▶ INFORMATION SHOWN:
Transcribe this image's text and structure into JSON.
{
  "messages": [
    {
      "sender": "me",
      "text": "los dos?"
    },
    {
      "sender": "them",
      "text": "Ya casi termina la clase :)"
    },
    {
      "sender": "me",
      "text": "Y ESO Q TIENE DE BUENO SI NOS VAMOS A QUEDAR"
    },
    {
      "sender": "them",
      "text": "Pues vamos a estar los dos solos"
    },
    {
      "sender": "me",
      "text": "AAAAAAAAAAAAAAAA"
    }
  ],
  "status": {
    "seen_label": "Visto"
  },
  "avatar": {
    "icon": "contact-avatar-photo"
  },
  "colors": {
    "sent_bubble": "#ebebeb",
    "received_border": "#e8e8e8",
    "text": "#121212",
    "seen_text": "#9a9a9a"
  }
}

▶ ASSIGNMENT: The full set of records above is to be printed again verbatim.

▶ SOLUTION TO THIS TASK:
Transcribe this image's text and structure into JSON.
{
  "messages": [
    {
      "sender": "me",
      "text": "los dos?"
    },
    {
      "sender": "them",
      "text": "Ya casi termina la clase :)"
    },
    {
      "sender": "me",
      "text": "Y ESO Q TIENE DE BUENO SI NOS VAMOS A QUEDAR"
    },
    {
      "sender": "them",
      "text": "Pues vamos a estar los dos solos"
    },
    {
      "sender": "me",
      "text": "AAAAAAAAAAAAAAAA"
    }
  ],
  "status": {
    "seen_label": "Visto"
  },
  "avatar": {
    "icon": "contact-avatar-photo"
  },
  "colors": {
    "sent_bubble": "#ebebeb",
    "received_border": "#e8e8e8",
    "text": "#121212",
    "seen_text": "#9a9a9a"
  }
}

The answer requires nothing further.